understand me. Melody is the sensual life of poetry. Do
not the spiritual contents of a poem become sensual feeling
through melody? Do we not in Mignon's song perceive
its entire sensual frame of mind through melody ? and does
not this perception excite again to new productions ? There,
the spirit extends itself to unbounded universality, where
all in all forms itself into a bed for the stream of feelings
which take their rise in the simple musical thought, and
which else would die unperceived away ; this is harmony,
this is expressed in my symphonies ; the blending of various
forms rolls on as in a bed to its goal. Then one feels that
an Eternal, an Infinite, never quite to be embraced, lies in
all that is spiritual; and although in my works I have
always a feeling of success, yet I have an eternal hunger,

that what seemed exhausted with the last stroke of the
drum with which I drive my enjoyment, my musical con-
victions, into the hearers, to begin again like a child.
Speak to Goethe of me, tell him he should hear my sym-
phonies ; he would then allow me to be right in saying that
music is the only unembodied entrance into a higher sphere
of knowledge which possesses man, but he will never be
able to possess it. One must have rhythm in the mind to
comprehend music in its essential being; music gives pre-
sentiment, inspiration of heavenly knowledge; and that
which the spirit feels sensual in it is the embodying of spir-
itual knowledge. Although the spirits live upon music, as
one lives upon air, yet it is something else spiritually to
understand it ; but the more the soul draws out of it its sen-
sual nourishment, the more ripe does the spirit become foi
a happy intelligence with it But few attain to this ; for,

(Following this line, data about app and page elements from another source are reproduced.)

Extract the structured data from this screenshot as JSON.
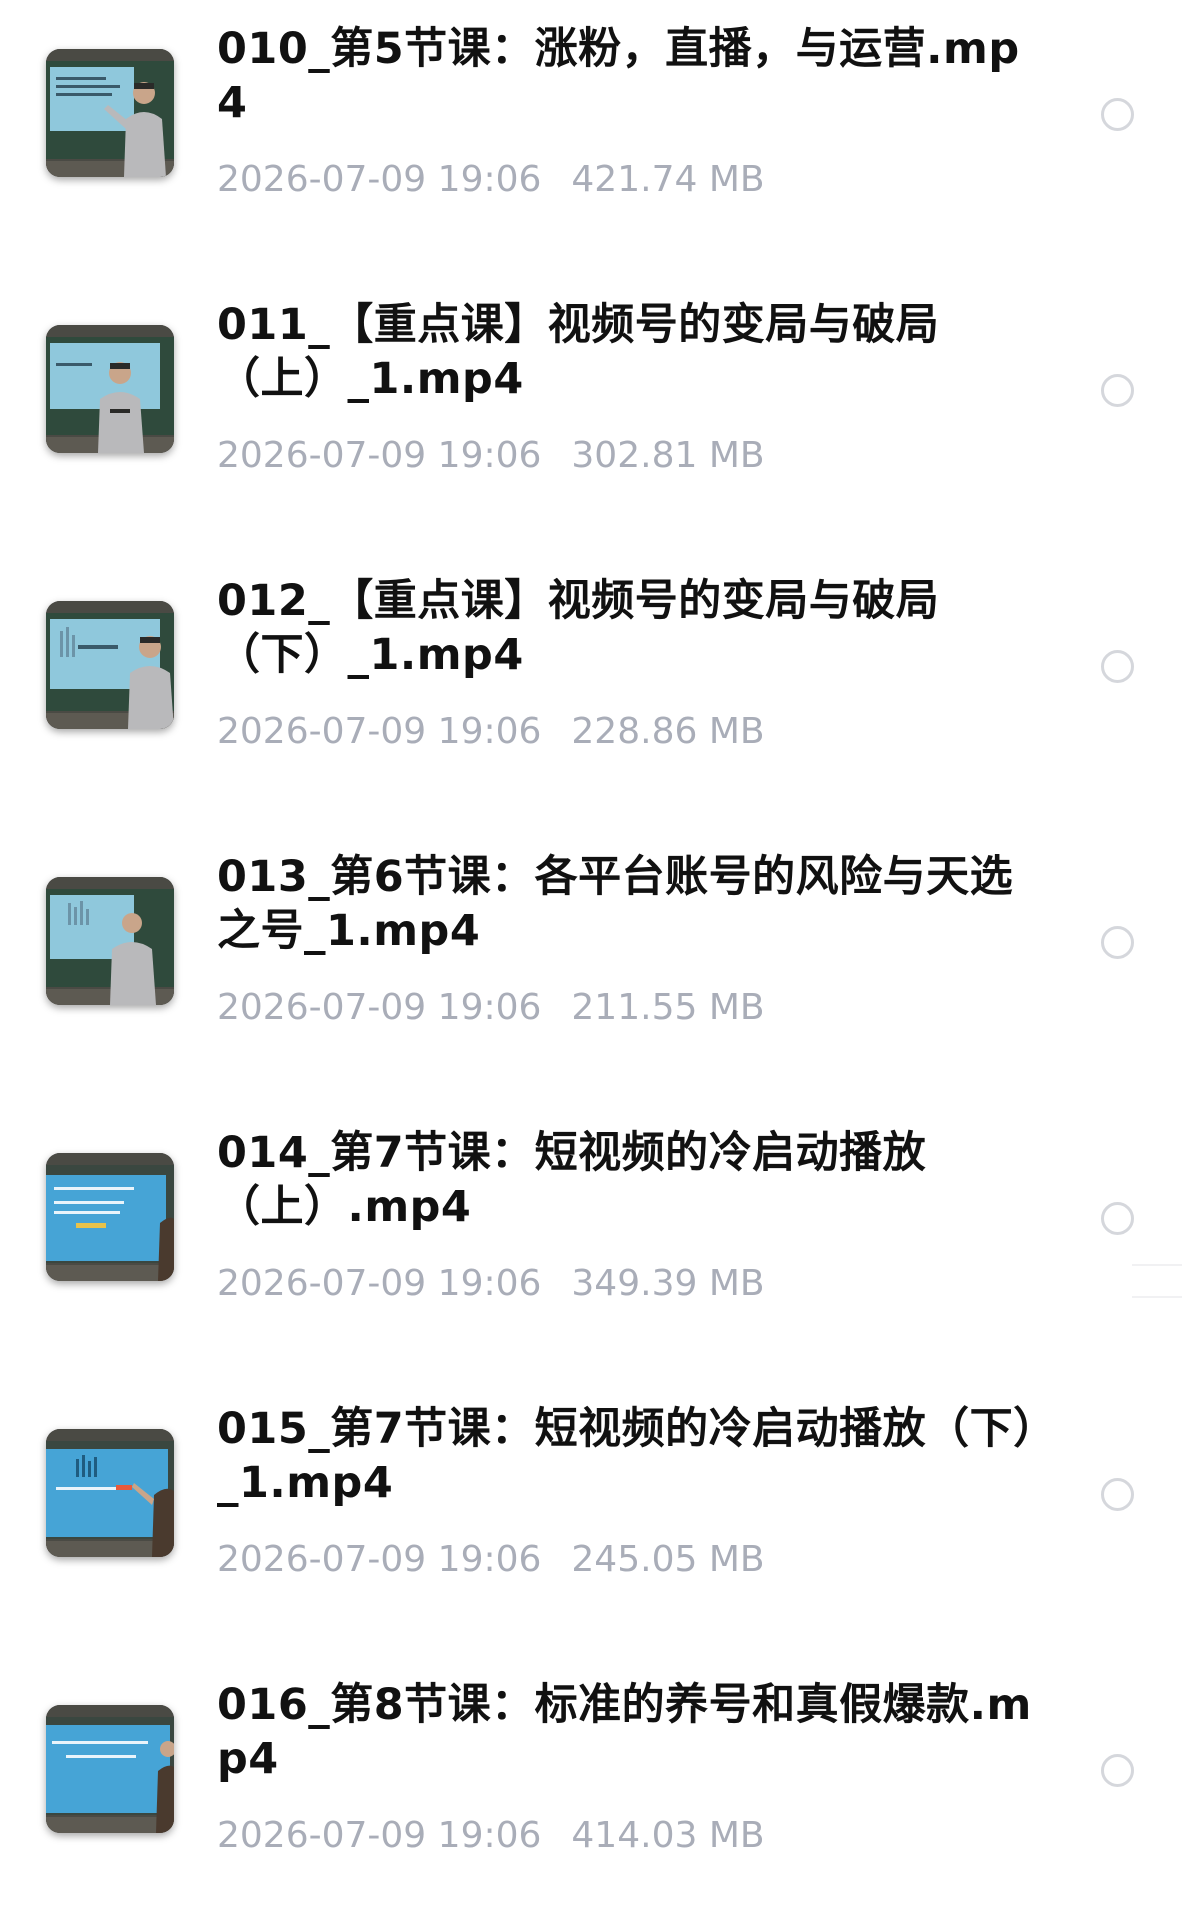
{
  "files": [
    {
      "title": "010_第5节课：涨粉，直播，与运营.mp4",
      "date": "2026-07-09 19:06",
      "size": "421.74 MB",
      "thumbnail": "video-thumbnail-blackboard-lecturer",
      "selected": false
    },
    {
      "title": "011_【重点课】视频号的变局与破局（上）_1.mp4",
      "date": "2026-07-09 19:06",
      "size": "302.81 MB",
      "thumbnail": "video-thumbnail-blackboard-lecturer",
      "selected": false
    },
    {
      "title": "012_【重点课】视频号的变局与破局（下）_1.mp4",
      "date": "2026-07-09 19:06",
      "size": "228.86 MB",
      "thumbnail": "video-thumbnail-blackboard-lecturer",
      "selected": false
    },
    {
      "title": "013_第6节课：各平台账号的风险与天选之号_1.mp4",
      "date": "2026-07-09 19:06",
      "size": "211.55 MB",
      "thumbnail": "video-thumbnail-blackboard-lecturer",
      "selected": false
    },
    {
      "title": "014_第7节课：短视频的冷启动播放（上）.mp4",
      "date": "2026-07-09 19:06",
      "size": "349.39 MB",
      "thumbnail": "video-thumbnail-projector-slide",
      "selected": false
    },
    {
      "title": "015_第7节课：短视频的冷启动播放（下）_1.mp4",
      "date": "2026-07-09 19:06",
      "size": "245.05 MB",
      "thumbnail": "video-thumbnail-projector-slide",
      "selected": false
    },
    {
      "title": "016_第8节课：标准的养号和真假爆款.mp4",
      "date": "2026-07-09 19:06",
      "size": "414.03 MB",
      "thumbnail": "video-thumbnail-projector-slide",
      "selected": false
    }
  ],
  "colors": {
    "title": "#111111",
    "meta": "#a9adb8",
    "radio_border": "#d5d7dc",
    "background": "#ffffff"
  }
}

as thousands engage themselves for love's sake, and among
these thousands love does not once reveal itself, although
they all occupy themselves of love, in like manner do
thousands hold communion with music, and do not possess
its revelation : signs of an elevated moral sense form, too,
the groundwork of music, as of every art. All genuine
invention is a moral progress. To subject one's self to
music's unsearchable laws ; by virtue of these laws to curb
and guide the spirit, so that it pours forth these revelations,
this is the isolating principle of art ; to be dissolved in its
revelations, this is abandonment to genius, which tranquilly
exercises its authority over the delirium of unbridled pow-

Online Libraryi00bostFavorite authors in prose and poetry → online text (page 21 of 66)